-- Work request --
Every record here needs to be written out again exactly.
++++ Extracted entries
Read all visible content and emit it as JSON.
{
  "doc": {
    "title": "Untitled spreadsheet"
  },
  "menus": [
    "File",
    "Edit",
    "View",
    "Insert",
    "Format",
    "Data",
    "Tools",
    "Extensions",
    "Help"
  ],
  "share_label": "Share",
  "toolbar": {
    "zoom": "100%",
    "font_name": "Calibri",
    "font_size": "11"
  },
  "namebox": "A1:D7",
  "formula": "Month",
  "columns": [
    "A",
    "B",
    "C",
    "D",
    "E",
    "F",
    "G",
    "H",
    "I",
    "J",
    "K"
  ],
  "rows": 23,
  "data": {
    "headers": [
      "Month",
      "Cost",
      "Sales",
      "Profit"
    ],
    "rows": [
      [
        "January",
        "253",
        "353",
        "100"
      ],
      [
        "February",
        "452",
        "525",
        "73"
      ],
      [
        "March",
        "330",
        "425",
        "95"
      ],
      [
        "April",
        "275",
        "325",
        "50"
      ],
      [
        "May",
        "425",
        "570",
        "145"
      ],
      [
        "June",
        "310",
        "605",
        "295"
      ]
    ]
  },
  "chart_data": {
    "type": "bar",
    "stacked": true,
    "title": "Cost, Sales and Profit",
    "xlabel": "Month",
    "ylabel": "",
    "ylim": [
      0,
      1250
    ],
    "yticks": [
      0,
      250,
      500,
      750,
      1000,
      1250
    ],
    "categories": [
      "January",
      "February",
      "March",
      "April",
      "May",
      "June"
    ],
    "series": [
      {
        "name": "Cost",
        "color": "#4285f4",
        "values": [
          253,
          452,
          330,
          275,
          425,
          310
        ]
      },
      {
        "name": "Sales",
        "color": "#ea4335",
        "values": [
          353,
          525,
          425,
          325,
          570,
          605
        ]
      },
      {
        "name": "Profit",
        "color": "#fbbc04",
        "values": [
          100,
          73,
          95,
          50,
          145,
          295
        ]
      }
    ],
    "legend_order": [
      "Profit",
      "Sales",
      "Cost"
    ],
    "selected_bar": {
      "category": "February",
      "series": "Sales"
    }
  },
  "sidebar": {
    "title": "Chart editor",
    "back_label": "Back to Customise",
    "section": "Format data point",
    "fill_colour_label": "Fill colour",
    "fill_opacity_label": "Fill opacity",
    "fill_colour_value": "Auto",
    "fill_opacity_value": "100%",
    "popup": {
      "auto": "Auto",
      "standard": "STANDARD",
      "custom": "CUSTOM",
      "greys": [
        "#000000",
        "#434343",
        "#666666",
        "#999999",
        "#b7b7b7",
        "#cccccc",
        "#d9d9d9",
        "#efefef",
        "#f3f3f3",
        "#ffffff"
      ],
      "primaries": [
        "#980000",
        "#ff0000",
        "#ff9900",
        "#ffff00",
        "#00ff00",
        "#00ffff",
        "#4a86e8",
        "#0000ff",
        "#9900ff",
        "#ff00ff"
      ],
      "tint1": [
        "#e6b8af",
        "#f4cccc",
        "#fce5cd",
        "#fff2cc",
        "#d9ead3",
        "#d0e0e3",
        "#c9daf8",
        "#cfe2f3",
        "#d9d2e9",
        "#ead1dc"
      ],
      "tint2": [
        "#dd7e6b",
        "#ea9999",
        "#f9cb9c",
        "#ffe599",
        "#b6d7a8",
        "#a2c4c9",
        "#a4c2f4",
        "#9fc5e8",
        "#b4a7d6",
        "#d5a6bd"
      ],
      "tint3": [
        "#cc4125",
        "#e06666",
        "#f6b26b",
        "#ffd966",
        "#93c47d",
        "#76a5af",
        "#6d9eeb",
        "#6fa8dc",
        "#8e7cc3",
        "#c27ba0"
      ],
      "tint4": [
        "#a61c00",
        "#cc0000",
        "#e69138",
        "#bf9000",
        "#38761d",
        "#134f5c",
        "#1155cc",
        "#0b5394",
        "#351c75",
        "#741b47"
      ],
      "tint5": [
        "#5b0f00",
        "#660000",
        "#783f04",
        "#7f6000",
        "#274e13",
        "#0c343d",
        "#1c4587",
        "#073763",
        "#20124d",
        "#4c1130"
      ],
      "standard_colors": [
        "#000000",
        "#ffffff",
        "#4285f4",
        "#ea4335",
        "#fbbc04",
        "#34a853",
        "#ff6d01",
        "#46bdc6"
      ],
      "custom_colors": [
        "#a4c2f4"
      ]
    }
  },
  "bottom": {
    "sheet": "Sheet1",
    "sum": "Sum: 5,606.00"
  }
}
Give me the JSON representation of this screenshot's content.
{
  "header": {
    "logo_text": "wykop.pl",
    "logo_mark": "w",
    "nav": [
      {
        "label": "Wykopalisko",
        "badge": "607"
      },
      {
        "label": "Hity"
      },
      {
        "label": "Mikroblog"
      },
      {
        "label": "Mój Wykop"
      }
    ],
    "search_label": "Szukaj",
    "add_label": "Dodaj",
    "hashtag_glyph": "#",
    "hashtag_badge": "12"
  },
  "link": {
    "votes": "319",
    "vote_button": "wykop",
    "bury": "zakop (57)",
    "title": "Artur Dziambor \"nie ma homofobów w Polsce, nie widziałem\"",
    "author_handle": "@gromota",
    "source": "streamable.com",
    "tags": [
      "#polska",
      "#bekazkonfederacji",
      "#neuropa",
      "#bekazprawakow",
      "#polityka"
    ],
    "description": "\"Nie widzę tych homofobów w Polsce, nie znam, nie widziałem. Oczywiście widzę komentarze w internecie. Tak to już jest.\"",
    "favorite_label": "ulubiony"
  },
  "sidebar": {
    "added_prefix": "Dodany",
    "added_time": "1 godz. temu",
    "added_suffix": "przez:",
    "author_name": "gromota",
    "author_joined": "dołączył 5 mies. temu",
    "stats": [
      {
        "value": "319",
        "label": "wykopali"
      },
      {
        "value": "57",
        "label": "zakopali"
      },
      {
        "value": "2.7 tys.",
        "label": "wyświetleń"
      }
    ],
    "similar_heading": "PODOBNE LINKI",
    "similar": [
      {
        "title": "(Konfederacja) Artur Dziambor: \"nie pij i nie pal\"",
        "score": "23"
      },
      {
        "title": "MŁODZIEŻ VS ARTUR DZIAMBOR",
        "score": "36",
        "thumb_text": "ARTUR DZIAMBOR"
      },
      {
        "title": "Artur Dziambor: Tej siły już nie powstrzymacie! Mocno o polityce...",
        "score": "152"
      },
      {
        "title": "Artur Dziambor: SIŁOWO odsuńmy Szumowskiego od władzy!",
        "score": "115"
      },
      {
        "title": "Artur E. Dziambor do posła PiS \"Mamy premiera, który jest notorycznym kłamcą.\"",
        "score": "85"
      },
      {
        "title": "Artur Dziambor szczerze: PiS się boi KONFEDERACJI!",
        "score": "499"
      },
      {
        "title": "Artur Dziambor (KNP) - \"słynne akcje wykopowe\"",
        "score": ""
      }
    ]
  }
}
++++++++
-- Response --
Read all visible content and emit it as JSON.
{
  "doc": {
    "title": "Untitled spreadsheet"
  },
  "menus": [
    "File",
    "Edit",
    "View",
    "Insert",
    "Format",
    "Data",
    "Tools",
    "Extensions",
    "Help"
  ],
  "share_label": "Share",
  "toolbar": {
    "zoom": "100%",
    "font_name": "Calibri",
    "font_size": "11"
  },
  "namebox": "A1:D7",
  "formula": "Month",
  "columns": [
    "A",
    "B",
    "C",
    "D",
    "E",
    "F",
    "G",
    "H",
    "I",
    "J",
    "K"
  ],
  "rows": 23,
  "data": {
    "headers": [
      "Month",
      "Cost",
      "Sales",
      "Profit"
    ],
    "rows": [
      [
        "January",
        "253",
        "353",
        "100"
      ],
      [
        "February",
        "452",
        "525",
        "73"
      ],
      [
        "March",
        "330",
        "425",
        "95"
      ],
      [
        "April",
        "275",
        "325",
        "50"
      ],
      [
        "May",
        "425",
        "570",
        "145"
      ],
      [
        "June",
        "310",
        "605",
        "295"
      ]
    ]
  },
  "chart_data": {
    "type": "bar",
    "stacked": true,
    "title": "Cost, Sales and Profit",
    "xlabel": "Month",
    "ylabel": "",
    "ylim": [
      0,
      1250
    ],
    "yticks": [
      0,
      250,
      500,
      750,
      1000,
      1250
    ],
    "categories": [
      "January",
      "February",
      "March",
      "April",
      "May",
      "June"
    ],
    "series": [
      {
        "name": "Cost",
        "color": "#4285f4",
        "values": [
          253,
          452,
          330,
          275,
          425,
          310
        ]
      },
      {
        "name": "Sales",
        "color": "#ea4335",
        "values": [
          353,
          525,
          425,
          325,
          570,
          605
        ]
      },
      {
        "name": "Profit",
        "color": "#fbbc04",
        "values": [
          100,
          73,
          95,
          50,
          145,
          295
        ]
      }
    ],
    "legend_order": [
      "Profit",
      "Sales",
      "Cost"
    ],
    "selected_bar": {
      "category": "February",
      "series": "Sales"
    }
  },
  "sidebar": {
    "title": "Chart editor",
    "back_label": "Back to Customise",
    "section": "Format data point",
    "fill_colour_label": "Fill colour",
    "fill_opacity_label": "Fill opacity",
    "fill_colour_value": "Auto",
    "fill_opacity_value": "100%",
    "popup": {
      "auto": "Auto",
      "standard": "STANDARD",
      "custom": "CUSTOM",
      "greys": [
        "#000000",
        "#434343",
        "#666666",
        "#999999",
        "#b7b7b7",
        "#cccccc",
        "#d9d9d9",
        "#efefef",
        "#f3f3f3",
        "#ffffff"
      ],
      "primaries": [
        "#980000",
        "#ff0000",
        "#ff9900",
        "#ffff00",
        "#00ff00",
        "#00ffff",
        "#4a86e8",
        "#0000ff",
        "#9900ff",
        "#ff00ff"
      ],
      "tint1": [
        "#e6b8af",
        "#f4cccc",
        "#fce5cd",
        "#fff2cc",
        "#d9ead3",
        "#d0e0e3",
        "#c9daf8",
        "#cfe2f3",
        "#d9d2e9",
        "#ead1dc"
      ],
      "tint2": [
        "#dd7e6b",
        "#ea9999",
        "#f9cb9c",
        "#ffe599",
        "#b6d7a8",
        "#a2c4c9",
        "#a4c2f4",
        "#9fc5e8",
        "#b4a7d6",
        "#d5a6bd"
      ],
      "tint3": [
        "#cc4125",
        "#e06666",
        "#f6b26b",
        "#ffd966",
        "#93c47d",
        "#76a5af",
        "#6d9eeb",
        "#6fa8dc",
        "#8e7cc3",
        "#c27ba0"
      ],
      "tint4": [
        "#a61c00",
        "#cc0000",
        "#e69138",
        "#bf9000",
        "#38761d",
        "#134f5c",
        "#1155cc",
        "#0b5394",
        "#351c75",
        "#741b47"
      ],
      "tint5": [
        "#5b0f00",
        "#660000",
        "#783f04",
        "#7f6000",
        "#274e13",
        "#0c343d",
        "#1c4587",
        "#073763",
        "#20124d",
        "#4c1130"
      ],
      "standard_colors": [
        "#000000",
        "#ffffff",
        "#4285f4",
        "#ea4335",
        "#fbbc04",
        "#34a853",
        "#ff6d01",
        "#46bdc6"
      ],
      "custom_colors": [
        "#a4c2f4"
      ]
    }
  },
  "bottom": {
    "sheet": "Sheet1",
    "sum": "Sum: 5,606.00"
  }
}
Give me the JSON representation of this screenshot's content.
{
  "header": {
    "logo_text": "wykop.pl",
    "logo_mark": "w",
    "nav": [
      {
        "label": "Wykopalisko",
        "badge": "607"
      },
      {
        "label": "Hity"
      },
      {
        "label": "Mikroblog"
      },
      {
        "label": "Mój Wykop"
      }
    ],
    "search_label": "Szukaj",
    "add_label": "Dodaj",
    "hashtag_glyph": "#",
    "hashtag_badge": "12"
  },
  "link": {
    "votes": "319",
    "vote_button": "wykop",
    "bury": "zakop (57)",
    "title": "Artur Dziambor \"nie ma homofobów w Polsce, nie widziałem\"",
    "author_handle": "@gromota",
    "source": "streamable.com",
    "tags": [
      "#polska",
      "#bekazkonfederacji",
      "#neuropa",
      "#bekazprawakow",
      "#polityka"
    ],
    "description": "\"Nie widzę tych homofobów w Polsce, nie znam, nie widziałem. Oczywiście widzę komentarze w internecie. Tak to już jest.\"",
    "favorite_label": "ulubiony"
  },
  "sidebar": {
    "added_prefix": "Dodany",
    "added_time": "1 godz. temu",
    "added_suffix": "przez:",
    "author_name": "gromota",
    "author_joined": "dołączył 5 mies. temu",
    "stats": [
      {
        "value": "319",
        "label": "wykopali"
      },
      {
        "value": "57",
        "label": "zakopali"
      },
      {
        "value": "2.7 tys.",
        "label": "wyświetleń"
      }
    ],
    "similar_heading": "PODOBNE LINKI",
    "similar": [
      {
        "title": "(Konfederacja) Artur Dziambor: \"nie pij i nie pal\"",
        "score": "23"
      },
      {
        "title": "MŁODZIEŻ VS ARTUR DZIAMBOR",
        "score": "36",
        "thumb_text": "ARTUR DZIAMBOR"
      },
      {
        "title": "Artur Dziambor: Tej siły już nie powstrzymacie! Mocno o polityce...",
        "score": "152"
      },
      {
        "title": "Artur Dziambor: SIŁOWO odsuńmy Szumowskiego od władzy!",
        "score": "115"
      },
      {
        "title": "Artur E. Dziambor do posła PiS \"Mamy premiera, który jest notorycznym kłamcą.\"",
        "score": "85"
      },
      {
        "title": "Artur Dziambor szczerze: PiS się boi KONFEDERACJI!",
        "score": "499"
      },
      {
        "title": "Artur Dziambor (KNP) - \"słynne akcje wykopowe\"",
        "score": ""
      }
    ]
  }
}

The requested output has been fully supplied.